Maybe Huppenthal can tell us where he read Freire referencing The Communist Manifesto when he gives us access to the lesson plans and his analysis of student performance.

Update: Friday, January 20, 2012, 6:15 AM CST:
Kelly Howe, President of the Pedagogy and Theatre of the Oppressed, Inc, (PTO) posted a letter to NPR at the PTO website.  She did so to provide a more accurate description of Freire's ideas. Here's two excerpts.
Huppenthal also cast suspicion on the term "oppression." The word is a key term for Freire, who believed that as students hone their critical thinking skills they become savvier at recognizing oppressions. As a result, students seek to transform oppressions into more equitable power relationships. But Freire does not advocate "resentment" or demonization. Instead he values processes in which students gain tools to challenge oppressive systems and work lovingly but relentlessly toward new systems that recognize the full humanity of all. "The pursuit of full humanity," Freire writes, must be carried out "in fellowship and solidarity; therefore it cannot unfold in the antagonistic relationship between oppressors and oppressed" (85). Freire hoped for classrooms where everyone-oppressors and oppressed-might become more fully human.

Despite Huppenthal's claims that he has studied Freire, the interview revealed the Superintendent's embarrassing lack of knowledge about one of the core thinkers of contemporary education theory and practice.  

At the end of her letter, she invites Huppenthal to the PTO conference in May and offers to pay all his expenses so that he can deepen his knowledge of Freire.

AICL Coverage of Arizona Law that resulted in shut down of Mexican American Studies Program and Banning of Books


Anonymous said...

What article is he referring to?

jpm said...

Great job. Huppenthal needs to be called out ON CAMERA with exactly the questions you are asking:
Let's see those supposedly anti-white lesson plans. Let's see evidence that Franklin was not a racist. Let's see how Huppenthal's own audit was more professional and thorough than the one he paid for and rejected. Wonder when he did all that reading of the books he find so much fault with. When he was studying engineering? Or when he got that master's degree in business (those are his degrees, according to bios that accompany announcements about various public speaking engagements I found online). I wonder what led him to devote so much of his time in public life to "education" in Arizona, without actually studying about the field.

George Reese said...

Marx is ok when he's part of highbrow culture. He's on the Great Books lists. The "In Our Time" (IOT) podcast from BBC had listeners vote on the most important philosopher. 30,000 responses. Marx won overwhelmingly. See,

It's sad that America is so frightened by ideas.

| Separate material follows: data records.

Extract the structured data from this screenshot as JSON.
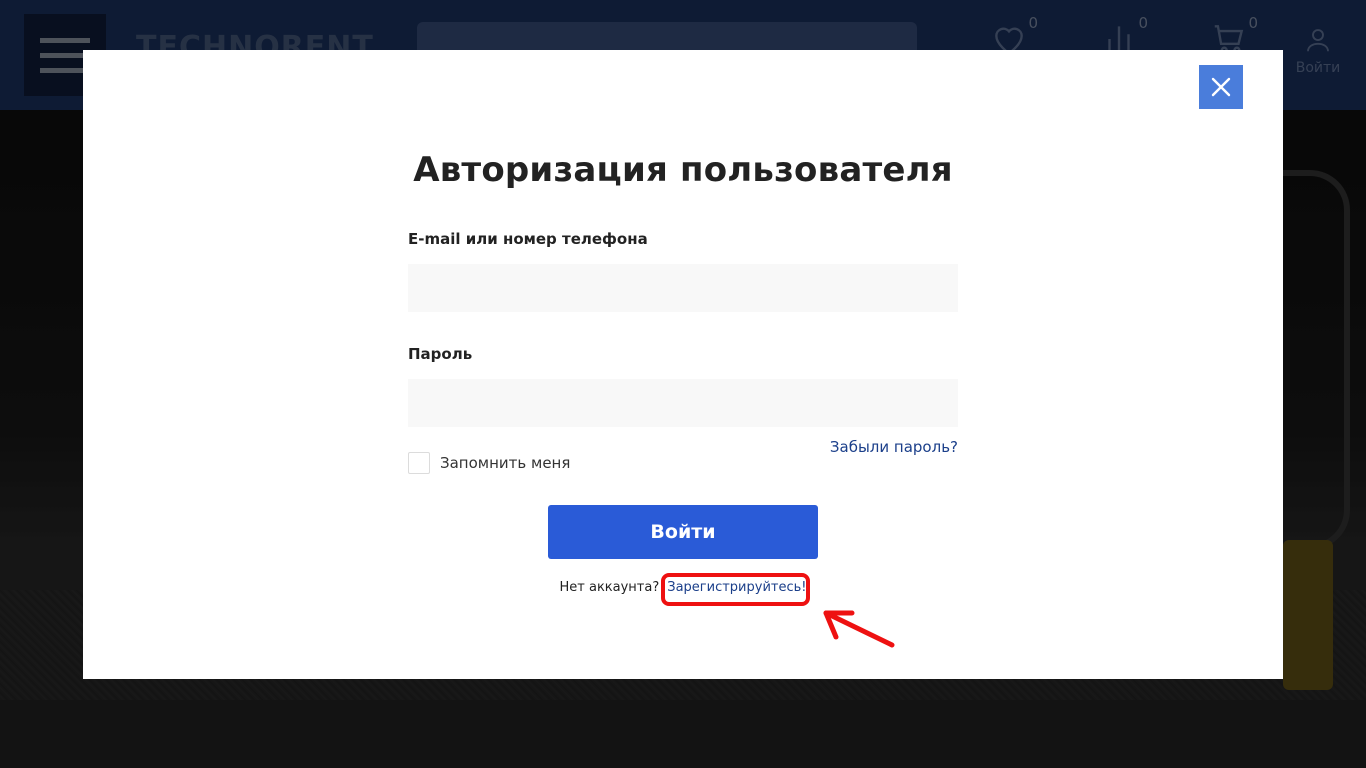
{
  "header": {
    "logo_text": "TECHNORENT",
    "favorites_count": "0",
    "compare_count": "0",
    "cart_count": "0",
    "login_label": "Войти"
  },
  "modal": {
    "title": "Авторизация пользователя",
    "email_label": "E-mail или номер телефона",
    "email_value": "",
    "password_label": "Пароль",
    "password_value": "",
    "forgot_password": "Забыли пароль?",
    "remember_me": "Запомнить меня",
    "submit_label": "Войти",
    "no_account_text": "Нет аккаунта?",
    "register_link": "Зарегистрируйтесь!"
  },
  "colors": {
    "primary_button": "#2a5bd7",
    "close_button": "#4a7ddb",
    "link": "#1b3f8a",
    "annotation_red": "#ee1111"
  },
  "icons": [
    "menu-icon",
    "search-icon",
    "heart-icon",
    "compare-icon",
    "cart-icon",
    "user-icon",
    "close-icon",
    "annotation-arrow-icon"
  ]
}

Deborah Menkart said...

Thanks for this article and all the others on this topic. I like the idea of posing questions. Such drastic actions should have more justification than is being provided.
I have two questions to add to your list:
(1) If the Cambium study was flawed as Huppenthal said in the interview, why did the state pay for it?
(2) Why would it matter whose work Paulo Freire is informed by? Aren't we all entitled to read and consider a wide range of ideas? Are we saying that students can't read certain books if the authors read books by certain authors? This is taking book banning to a new level. And by focusing on Marx (as if reading Marx immediately discredits Freire -- McCarthy era tactics) Huppenthal avoided addressing or taking issue with any of the actual ideas in Pedagogy of the Oppressed. Basically he put listeners on notice -- use the word "oppressed" and you will be tagged as a Marxist.

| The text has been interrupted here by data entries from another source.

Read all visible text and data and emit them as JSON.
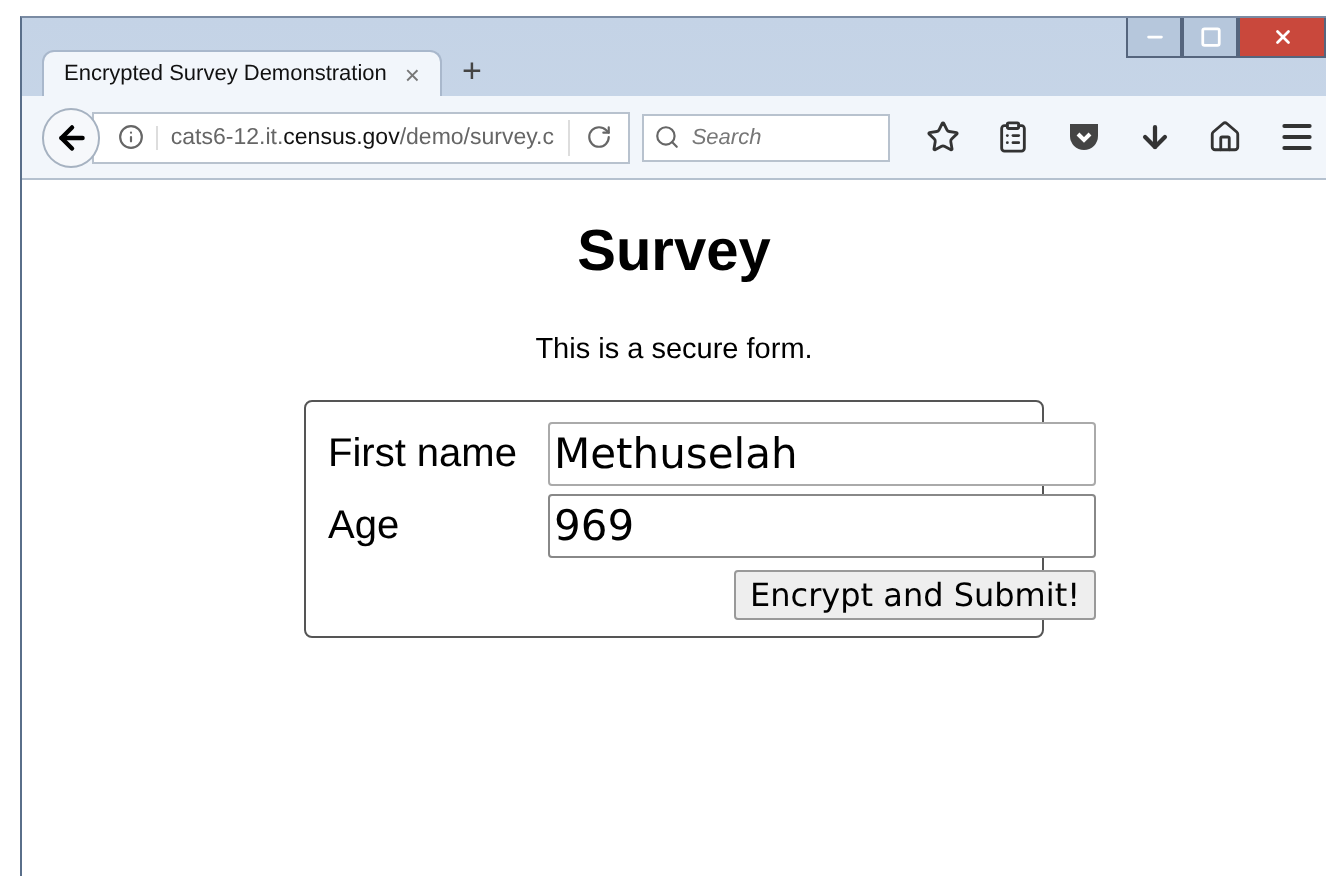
{
  "tabs": [
    {
      "label": "Encrypted Survey Demonstration",
      "close": "×",
      "selected": true
    }
  ],
  "new_tab": "+",
  "address_bar": {
    "url": "cats6-12.it.**census.gov**/demo/survey.c"
  },
  "search": {
    "placeholder": "Search"
  },
  "page": {
    "heading": "Survey",
    "intro": "This is a secure form.",
    "fields": [
      {
        "label": "First name",
        "value": "Methuselah",
        "focused": false
      },
      {
        "label": "Age",
        "value": "969",
        "focused": true
      }
    ],
    "submit": "Encrypt and Submit!"
  }
}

Debby Dahl Edwardson said...

I find the charge (in the court documents I've read) that these classes, teaching about oppression through Freire's book and others, were teaching of it in a "biased, political and emotionally charged manner," to be ultimately silly. Oppression is political. If your people are the ones who were oppressed it is an emotionally charged topic. And what, exactly, would a non-biased presentation of oppression look like?